“As has been the case throughout economic history, such augmentation of existing jobs through technology is expected to create wholly new tasks – from app development to piloting drones to remotely monitoring patient health to certified care workers – opening up opportunities for an entirely new range of livelihoods for workers.”
The report goes on to predict automation will create 133 million new jobs, or 58 million more jobs than are lost, within the same time period. Gartner’s forecast, which focuses specifically on AI, also indicates that AI will be a net positive for employment. Starting in 2020, the scales will begin to tip in job creation’s favor, with two million new jobs opening up by 2025.
What this shows is that AI’s function in the workplace is not to swap humans for robots. In my view, it’s about removing the robot from humans.
Many of the tasks that AI is charged with completing relate to rote responsibilities. Considerable human capital is wasted on activities that could be automated easily. By spending time on manual processes, people are not using their brains for higher-order skills like problem solving and decision-making.

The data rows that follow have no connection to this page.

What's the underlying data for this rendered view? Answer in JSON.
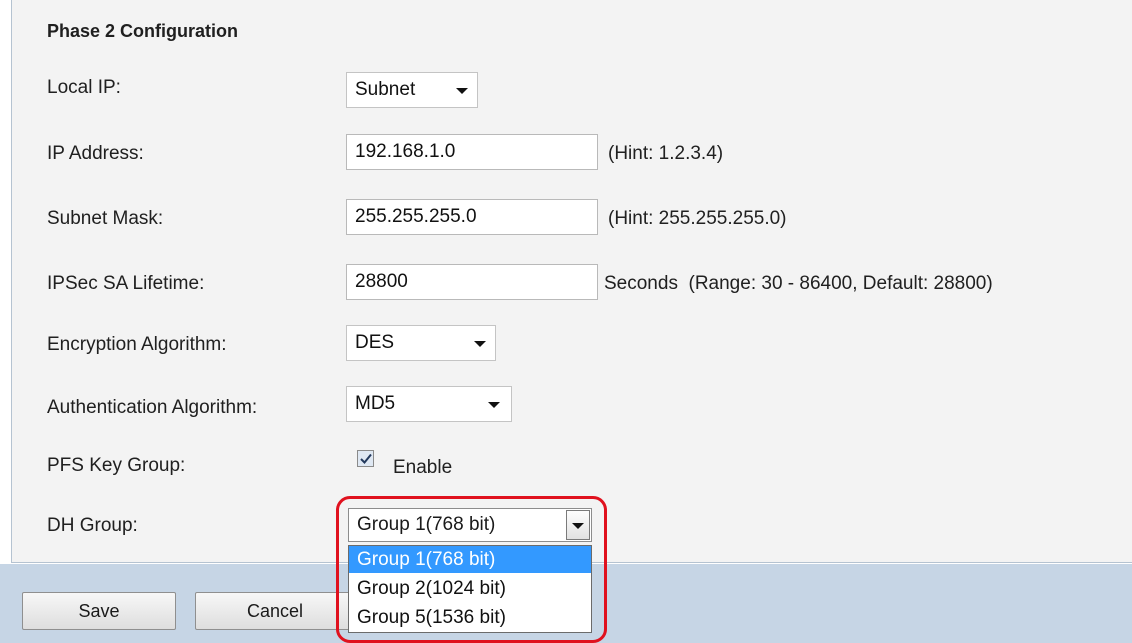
{
  "section": {
    "title": "Phase 2 Configuration"
  },
  "local_ip": {
    "label": "Local IP:",
    "value": "Subnet"
  },
  "ip_address": {
    "label": "IP Address:",
    "value": "192.168.1.0",
    "hint": "(Hint: 1.2.3.4)"
  },
  "subnet_mask": {
    "label": "Subnet Mask:",
    "value": "255.255.255.0",
    "hint": "(Hint: 255.255.255.0)"
  },
  "ipsec_lifetime": {
    "label": "IPSec SA Lifetime:",
    "value": "28800",
    "hint": "Seconds  (Range: 30 - 86400, Default: 28800)"
  },
  "encryption": {
    "label": "Encryption Algorithm:",
    "value": "DES"
  },
  "authentication": {
    "label": "Authentication Algorithm:",
    "value": "MD5"
  },
  "pfs": {
    "label": "PFS Key Group:",
    "checkbox_label": "Enable",
    "checked": true
  },
  "dh_group": {
    "label": "DH Group:",
    "value": "Group 1(768 bit)",
    "options": [
      "Group 1(768 bit)",
      "Group 2(1024 bit)",
      "Group 5(1536 bit)"
    ],
    "highlighted_index": 0
  },
  "buttons": {
    "save": "Save",
    "cancel": "Cancel"
  },
  "colors": {
    "highlight": "#e0111e",
    "selected_option": "#3399ff",
    "bottom_bar": "#c6d5e5"
  }
}
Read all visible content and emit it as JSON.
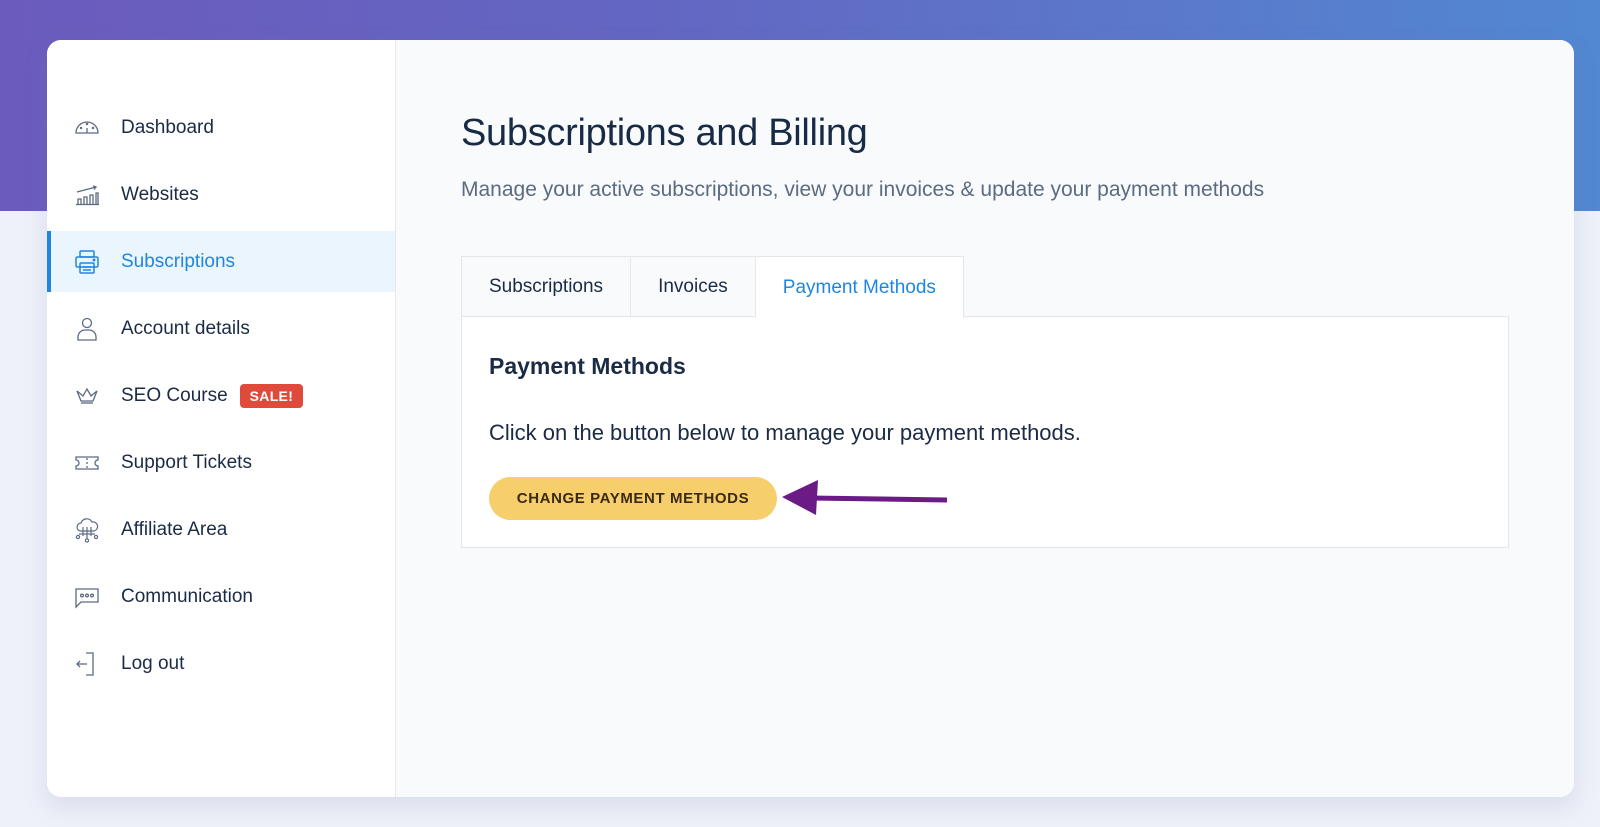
{
  "sidebar": {
    "items": [
      {
        "label": "Dashboard",
        "icon": "dashboard-gauge-icon",
        "active": false
      },
      {
        "label": "Websites",
        "icon": "bar-chart-trend-icon",
        "active": false
      },
      {
        "label": "Subscriptions",
        "icon": "printer-icon",
        "active": true
      },
      {
        "label": "Account details",
        "icon": "user-icon",
        "active": false
      },
      {
        "label": "SEO Course",
        "icon": "crown-icon",
        "active": false,
        "badge": "SALE!"
      },
      {
        "label": "Support Tickets",
        "icon": "ticket-icon",
        "active": false
      },
      {
        "label": "Affiliate Area",
        "icon": "cloud-network-icon",
        "active": false
      },
      {
        "label": "Communication",
        "icon": "chat-bubble-icon",
        "active": false
      },
      {
        "label": "Log out",
        "icon": "logout-icon",
        "active": false
      }
    ]
  },
  "header": {
    "title": "Subscriptions and Billing",
    "subtitle": "Manage your active subscriptions, view your invoices & update your payment methods"
  },
  "tabs": [
    {
      "label": "Subscriptions",
      "active": false
    },
    {
      "label": "Invoices",
      "active": false
    },
    {
      "label": "Payment Methods",
      "active": true
    }
  ],
  "panel": {
    "title": "Payment Methods",
    "text": "Click on the button below to manage your payment methods.",
    "button_label": "CHANGE PAYMENT METHODS"
  },
  "colors": {
    "accent": "#1f86e0",
    "button": "#f6cf6c",
    "badge": "#e04a3a",
    "arrow": "#6a1b86",
    "gradient_start": "#6b5bbd",
    "gradient_end": "#5188d1"
  }
}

PwC found that 70 percent of business executives believe that AI can enable people to focus on more meaningful work, while a Harvard Business Review survey showed that 36 percent of executives think one of the top benefits of AI is to free up workers to be more creative. Thirty-five percent cited AI’s ability to help workers make better decisions. If AI-based solutions remove the mind-numbing functions of many jobs, if they can take away the parts of positions that are inherently robotic, it is a huge win.
The Intelligence Loop

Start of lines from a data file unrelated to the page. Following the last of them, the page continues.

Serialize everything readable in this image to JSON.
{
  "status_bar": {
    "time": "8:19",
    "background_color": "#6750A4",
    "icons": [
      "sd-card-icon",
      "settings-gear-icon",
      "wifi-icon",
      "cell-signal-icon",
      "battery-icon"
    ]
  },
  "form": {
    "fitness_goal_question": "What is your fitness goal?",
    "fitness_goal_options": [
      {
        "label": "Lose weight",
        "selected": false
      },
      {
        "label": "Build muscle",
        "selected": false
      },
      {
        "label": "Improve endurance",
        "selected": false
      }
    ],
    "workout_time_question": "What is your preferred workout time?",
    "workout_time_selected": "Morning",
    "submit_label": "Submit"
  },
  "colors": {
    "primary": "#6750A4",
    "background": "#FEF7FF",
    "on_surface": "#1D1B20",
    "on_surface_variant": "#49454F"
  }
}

But before AI can accomplish these aims, AI systems must be given a specific purpose. A company doesn’t just proclaim it has AI (hooray!), and therefore, all of its workers sit around thinking and conversing like some utopian society. No – AI systems must be directed to analyze historical data by someone who has created an algorithm to solve a defined problem. AI cannot exist without human guidance.
By the same token, humans get smarter based on the information they learn from machine analysis. People can then apply their higher-order skills to make decisions based on data coupled with their own knowledge base. AI systems subsequently interpret what humans do with the information generated; they in turn get smarter based on these interactions, and systems are refined. This process continues whenever a query is run, new data is added, and action is taken.
In this sense, AI systems and the humans who leverage them become co-dependent. Work improves as machines learn more, sparking a continuous loop. This loop maximizes both artificial and human intelligences, producing what PwC dubbed the “man-machine hybrid,” which is “more powerful than either entity on its own.”
The best way to understand how this all plays out and the impact AI can have is to view it in a practical setting. AI and machine learning currently are being used in claims operations to instantly find the right providers for injured workers, formulate Medicare Set-Asides (MSAs) based on years’ worth of data in a fraction of the time, intervene in claims that could be headed to a lawyer’s office before problems escalate, and much more. AI certainly furthers these tasks in their own right, but this is where we see the sum impact is greater than each of the parts.
As claims reps charge AI systems with looking for and synthesizing specific data points, the way claims reps and claimants interact fundamentally changes.
On one hand, claims reps are fully equipped with the right information to answer claimants’ questions and engage with them because they have access to mountains of data that an AI system can interpret. On the other hand, by not having to manually seek out all of the facets that matter in the 90+ cases sitting on their respective desks, claims reps gain the opportunity to get a real-life picture of the people and cases to which they are assigned. They are liberated to provide care and compassion for claimants on a scale they’ve never achieved in the past. This not only alters how claims are handled, but it also influences the types of workers designated to handle them.
Reskill, Not Replace
The role of the claims rep in the example above is evolving as are positions across nearly every industry. While most paper-pushing days are gone and replaced with electronic communication, more personal, customized processes and the customer experience will become more front and center in the new AI-driven world.
Positions will open up that embrace new skill sets. Employees who bridge the gap between domain expertise and technology will be essential, and those who can navigate between business, analytics, and customer service will be in the highest demand. As workers become smarter and more dependent on machine learning, they become even more valuable to their organizations, bringing fresh, creative ideas into the workplace with unprecedented efficiency.
So, machines will not take over our jobs, but they likely will remake them in wonderful and surprising ways.
This article was first published in Dataversity.net